#### Task prompt
Without changing a character, return the entries, but not the images they hold.

#### The data
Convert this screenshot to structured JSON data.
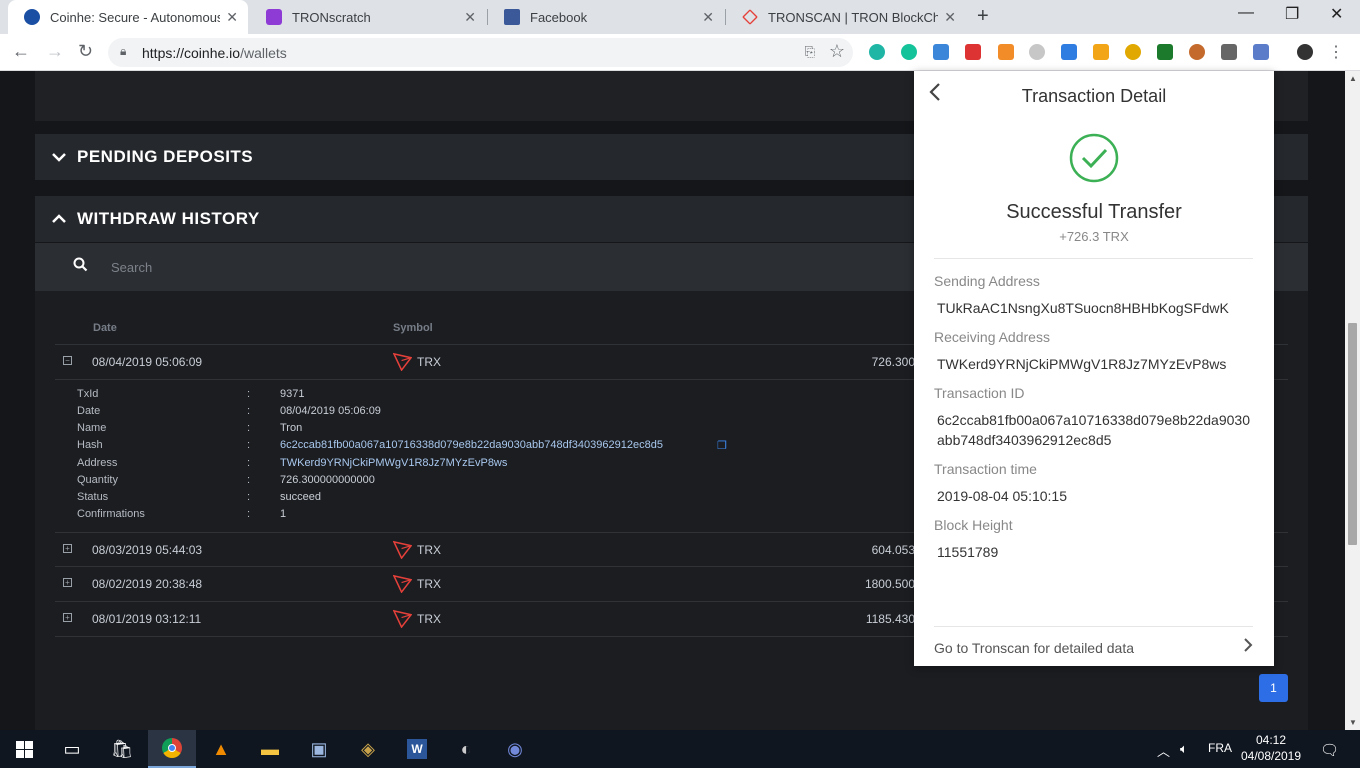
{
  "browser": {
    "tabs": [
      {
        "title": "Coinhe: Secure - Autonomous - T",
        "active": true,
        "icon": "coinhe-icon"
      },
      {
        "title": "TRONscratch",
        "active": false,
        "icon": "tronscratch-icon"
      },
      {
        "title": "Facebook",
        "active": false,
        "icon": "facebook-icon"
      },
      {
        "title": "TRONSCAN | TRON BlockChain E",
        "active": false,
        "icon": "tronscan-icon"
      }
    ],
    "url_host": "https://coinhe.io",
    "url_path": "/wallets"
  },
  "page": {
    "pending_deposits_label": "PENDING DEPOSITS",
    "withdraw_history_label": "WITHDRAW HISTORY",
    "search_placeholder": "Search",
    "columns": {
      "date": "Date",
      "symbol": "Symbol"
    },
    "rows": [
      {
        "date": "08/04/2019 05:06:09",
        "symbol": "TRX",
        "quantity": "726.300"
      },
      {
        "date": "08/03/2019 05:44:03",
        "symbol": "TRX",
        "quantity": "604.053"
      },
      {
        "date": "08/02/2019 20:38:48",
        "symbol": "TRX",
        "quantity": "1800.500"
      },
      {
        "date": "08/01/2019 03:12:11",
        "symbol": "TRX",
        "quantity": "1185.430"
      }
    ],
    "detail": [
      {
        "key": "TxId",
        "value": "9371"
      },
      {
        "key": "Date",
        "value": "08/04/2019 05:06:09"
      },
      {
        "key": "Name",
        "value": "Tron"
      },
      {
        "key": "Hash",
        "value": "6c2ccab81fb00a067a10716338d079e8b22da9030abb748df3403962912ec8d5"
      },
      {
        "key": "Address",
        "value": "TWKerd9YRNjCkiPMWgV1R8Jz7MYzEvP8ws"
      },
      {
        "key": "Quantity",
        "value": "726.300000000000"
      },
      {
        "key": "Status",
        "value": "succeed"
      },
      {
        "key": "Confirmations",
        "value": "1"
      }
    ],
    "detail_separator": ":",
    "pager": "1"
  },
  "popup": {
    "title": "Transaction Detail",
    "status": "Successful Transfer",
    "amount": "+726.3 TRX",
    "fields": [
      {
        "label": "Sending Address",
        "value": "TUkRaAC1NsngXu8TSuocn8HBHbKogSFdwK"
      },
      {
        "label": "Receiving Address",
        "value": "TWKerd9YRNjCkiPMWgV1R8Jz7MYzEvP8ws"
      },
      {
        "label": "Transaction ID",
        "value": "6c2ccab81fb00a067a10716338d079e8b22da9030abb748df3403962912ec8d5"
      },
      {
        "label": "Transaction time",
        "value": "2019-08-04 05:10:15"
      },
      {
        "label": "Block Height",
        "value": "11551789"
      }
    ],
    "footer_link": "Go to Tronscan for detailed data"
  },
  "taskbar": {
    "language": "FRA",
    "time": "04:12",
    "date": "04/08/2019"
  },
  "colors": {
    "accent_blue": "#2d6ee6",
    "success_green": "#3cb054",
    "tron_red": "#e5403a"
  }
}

#### Response for this exercise
Convert this screenshot to structured JSON data.
{
  "browser": {
    "tabs": [
      {
        "title": "Coinhe: Secure - Autonomous - T",
        "active": true,
        "icon": "coinhe-icon"
      },
      {
        "title": "TRONscratch",
        "active": false,
        "icon": "tronscratch-icon"
      },
      {
        "title": "Facebook",
        "active": false,
        "icon": "facebook-icon"
      },
      {
        "title": "TRONSCAN | TRON BlockChain E",
        "active": false,
        "icon": "tronscan-icon"
      }
    ],
    "url_host": "https://coinhe.io",
    "url_path": "/wallets"
  },
  "page": {
    "pending_deposits_label": "PENDING DEPOSITS",
    "withdraw_history_label": "WITHDRAW HISTORY",
    "search_placeholder": "Search",
    "columns": {
      "date": "Date",
      "symbol": "Symbol"
    },
    "rows": [
      {
        "date": "08/04/2019 05:06:09",
        "symbol": "TRX",
        "quantity": "726.300"
      },
      {
        "date": "08/03/2019 05:44:03",
        "symbol": "TRX",
        "quantity": "604.053"
      },
      {
        "date": "08/02/2019 20:38:48",
        "symbol": "TRX",
        "quantity": "1800.500"
      },
      {
        "date": "08/01/2019 03:12:11",
        "symbol": "TRX",
        "quantity": "1185.430"
      }
    ],
    "detail": [
      {
        "key": "TxId",
        "value": "9371"
      },
      {
        "key": "Date",
        "value": "08/04/2019 05:06:09"
      },
      {
        "key": "Name",
        "value": "Tron"
      },
      {
        "key": "Hash",
        "value": "6c2ccab81fb00a067a10716338d079e8b22da9030abb748df3403962912ec8d5"
      },
      {
        "key": "Address",
        "value": "TWKerd9YRNjCkiPMWgV1R8Jz7MYzEvP8ws"
      },
      {
        "key": "Quantity",
        "value": "726.300000000000"
      },
      {
        "key": "Status",
        "value": "succeed"
      },
      {
        "key": "Confirmations",
        "value": "1"
      }
    ],
    "detail_separator": ":",
    "pager": "1"
  },
  "popup": {
    "title": "Transaction Detail",
    "status": "Successful Transfer",
    "amount": "+726.3 TRX",
    "fields": [
      {
        "label": "Sending Address",
        "value": "TUkRaAC1NsngXu8TSuocn8HBHbKogSFdwK"
      },
      {
        "label": "Receiving Address",
        "value": "TWKerd9YRNjCkiPMWgV1R8Jz7MYzEvP8ws"
      },
      {
        "label": "Transaction ID",
        "value": "6c2ccab81fb00a067a10716338d079e8b22da9030abb748df3403962912ec8d5"
      },
      {
        "label": "Transaction time",
        "value": "2019-08-04 05:10:15"
      },
      {
        "label": "Block Height",
        "value": "11551789"
      }
    ],
    "footer_link": "Go to Tronscan for detailed data"
  },
  "taskbar": {
    "language": "FRA",
    "time": "04:12",
    "date": "04/08/2019"
  },
  "colors": {
    "accent_blue": "#2d6ee6",
    "success_green": "#3cb054",
    "tron_red": "#e5403a"
  }
}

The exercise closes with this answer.